**Exercise description**.
The records below need to be printed in full. Keep each one exact.

**Working data**.

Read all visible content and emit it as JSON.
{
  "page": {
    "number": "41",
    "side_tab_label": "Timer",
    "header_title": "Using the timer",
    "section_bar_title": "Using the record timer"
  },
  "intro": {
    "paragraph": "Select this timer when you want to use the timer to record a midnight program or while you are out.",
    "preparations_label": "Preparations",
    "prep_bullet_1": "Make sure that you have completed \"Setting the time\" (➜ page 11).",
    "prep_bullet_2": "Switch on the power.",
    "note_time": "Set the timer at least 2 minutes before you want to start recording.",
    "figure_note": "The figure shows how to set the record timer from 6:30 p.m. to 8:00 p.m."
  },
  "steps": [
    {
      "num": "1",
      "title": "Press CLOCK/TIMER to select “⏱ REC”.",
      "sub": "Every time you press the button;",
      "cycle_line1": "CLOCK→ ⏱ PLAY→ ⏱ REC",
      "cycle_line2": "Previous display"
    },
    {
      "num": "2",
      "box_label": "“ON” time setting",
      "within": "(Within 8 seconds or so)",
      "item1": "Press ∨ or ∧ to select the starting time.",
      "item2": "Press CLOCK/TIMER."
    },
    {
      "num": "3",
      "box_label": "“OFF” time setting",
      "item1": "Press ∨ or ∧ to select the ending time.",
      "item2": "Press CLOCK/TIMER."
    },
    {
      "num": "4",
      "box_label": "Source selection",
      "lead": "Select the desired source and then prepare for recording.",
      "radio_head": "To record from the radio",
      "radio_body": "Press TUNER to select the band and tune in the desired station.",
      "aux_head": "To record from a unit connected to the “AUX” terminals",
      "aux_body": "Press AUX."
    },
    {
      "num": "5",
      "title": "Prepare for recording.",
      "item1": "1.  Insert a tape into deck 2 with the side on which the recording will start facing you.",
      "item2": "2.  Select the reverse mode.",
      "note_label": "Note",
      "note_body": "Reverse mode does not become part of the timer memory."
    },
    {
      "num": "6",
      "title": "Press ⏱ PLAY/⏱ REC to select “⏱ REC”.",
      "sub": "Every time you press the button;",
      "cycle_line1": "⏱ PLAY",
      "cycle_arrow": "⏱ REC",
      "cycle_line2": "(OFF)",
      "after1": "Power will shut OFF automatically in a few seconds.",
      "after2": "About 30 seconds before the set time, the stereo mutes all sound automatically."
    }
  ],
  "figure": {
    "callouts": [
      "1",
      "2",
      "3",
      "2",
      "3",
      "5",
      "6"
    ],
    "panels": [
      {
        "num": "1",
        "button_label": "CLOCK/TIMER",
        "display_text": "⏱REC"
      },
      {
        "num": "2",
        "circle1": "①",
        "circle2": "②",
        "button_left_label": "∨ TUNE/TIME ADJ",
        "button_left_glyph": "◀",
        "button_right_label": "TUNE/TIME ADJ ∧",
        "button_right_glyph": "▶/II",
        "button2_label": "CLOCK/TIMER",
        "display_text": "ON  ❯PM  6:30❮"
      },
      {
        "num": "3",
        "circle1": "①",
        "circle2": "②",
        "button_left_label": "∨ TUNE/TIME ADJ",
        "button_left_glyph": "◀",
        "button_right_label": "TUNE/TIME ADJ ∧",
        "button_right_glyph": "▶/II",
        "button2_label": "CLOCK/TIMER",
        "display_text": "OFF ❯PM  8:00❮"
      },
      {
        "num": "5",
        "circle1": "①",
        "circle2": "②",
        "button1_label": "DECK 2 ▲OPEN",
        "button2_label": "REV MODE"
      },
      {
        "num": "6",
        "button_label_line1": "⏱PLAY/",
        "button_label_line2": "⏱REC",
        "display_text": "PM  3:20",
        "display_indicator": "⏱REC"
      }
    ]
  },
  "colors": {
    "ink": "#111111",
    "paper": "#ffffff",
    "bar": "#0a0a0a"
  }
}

**Exercise output**.
Read all visible content and emit it as JSON.
{
  "page": {
    "number": "41",
    "side_tab_label": "Timer",
    "header_title": "Using the timer",
    "section_bar_title": "Using the record timer"
  },
  "intro": {
    "paragraph": "Select this timer when you want to use the timer to record a midnight program or while you are out.",
    "preparations_label": "Preparations",
    "prep_bullet_1": "Make sure that you have completed \"Setting the time\" (➜ page 11).",
    "prep_bullet_2": "Switch on the power.",
    "note_time": "Set the timer at least 2 minutes before you want to start recording.",
    "figure_note": "The figure shows how to set the record timer from 6:30 p.m. to 8:00 p.m."
  },
  "steps": [
    {
      "num": "1",
      "title": "Press CLOCK/TIMER to select “⏱ REC”.",
      "sub": "Every time you press the button;",
      "cycle_line1": "CLOCK→ ⏱ PLAY→ ⏱ REC",
      "cycle_line2": "Previous display"
    },
    {
      "num": "2",
      "box_label": "“ON” time setting",
      "within": "(Within 8 seconds or so)",
      "item1": "Press ∨ or ∧ to select the starting time.",
      "item2": "Press CLOCK/TIMER."
    },
    {
      "num": "3",
      "box_label": "“OFF” time setting",
      "item1": "Press ∨ or ∧ to select the ending time.",
      "item2": "Press CLOCK/TIMER."
    },
    {
      "num": "4",
      "box_label": "Source selection",
      "lead": "Select the desired source and then prepare for recording.",
      "radio_head": "To record from the radio",
      "radio_body": "Press TUNER to select the band and tune in the desired station.",
      "aux_head": "To record from a unit connected to the “AUX” terminals",
      "aux_body": "Press AUX."
    },
    {
      "num": "5",
      "title": "Prepare for recording.",
      "item1": "1.  Insert a tape into deck 2 with the side on which the recording will start facing you.",
      "item2": "2.  Select the reverse mode.",
      "note_label": "Note",
      "note_body": "Reverse mode does not become part of the timer memory."
    },
    {
      "num": "6",
      "title": "Press ⏱ PLAY/⏱ REC to select “⏱ REC”.",
      "sub": "Every time you press the button;",
      "cycle_line1": "⏱ PLAY",
      "cycle_arrow": "⏱ REC",
      "cycle_line2": "(OFF)",
      "after1": "Power will shut OFF automatically in a few seconds.",
      "after2": "About 30 seconds before the set time, the stereo mutes all sound automatically."
    }
  ],
  "figure": {
    "callouts": [
      "1",
      "2",
      "3",
      "2",
      "3",
      "5",
      "6"
    ],
    "panels": [
      {
        "num": "1",
        "button_label": "CLOCK/TIMER",
        "display_text": "⏱REC"
      },
      {
        "num": "2",
        "circle1": "①",
        "circle2": "②",
        "button_left_label": "∨ TUNE/TIME ADJ",
        "button_left_glyph": "◀",
        "button_right_label": "TUNE/TIME ADJ ∧",
        "button_right_glyph": "▶/II",
        "button2_label": "CLOCK/TIMER",
        "display_text": "ON  ❯PM  6:30❮"
      },
      {
        "num": "3",
        "circle1": "①",
        "circle2": "②",
        "button_left_label": "∨ TUNE/TIME ADJ",
        "button_left_glyph": "◀",
        "button_right_label": "TUNE/TIME ADJ ∧",
        "button_right_glyph": "▶/II",
        "button2_label": "CLOCK/TIMER",
        "display_text": "OFF ❯PM  8:00❮"
      },
      {
        "num": "5",
        "circle1": "①",
        "circle2": "②",
        "button1_label": "DECK 2 ▲OPEN",
        "button2_label": "REV MODE"
      },
      {
        "num": "6",
        "button_label_line1": "⏱PLAY/",
        "button_label_line2": "⏱REC",
        "display_text": "PM  3:20",
        "display_indicator": "⏱REC"
      }
    ]
  },
  "colors": {
    "ink": "#111111",
    "paper": "#ffffff",
    "bar": "#0a0a0a"
  }
}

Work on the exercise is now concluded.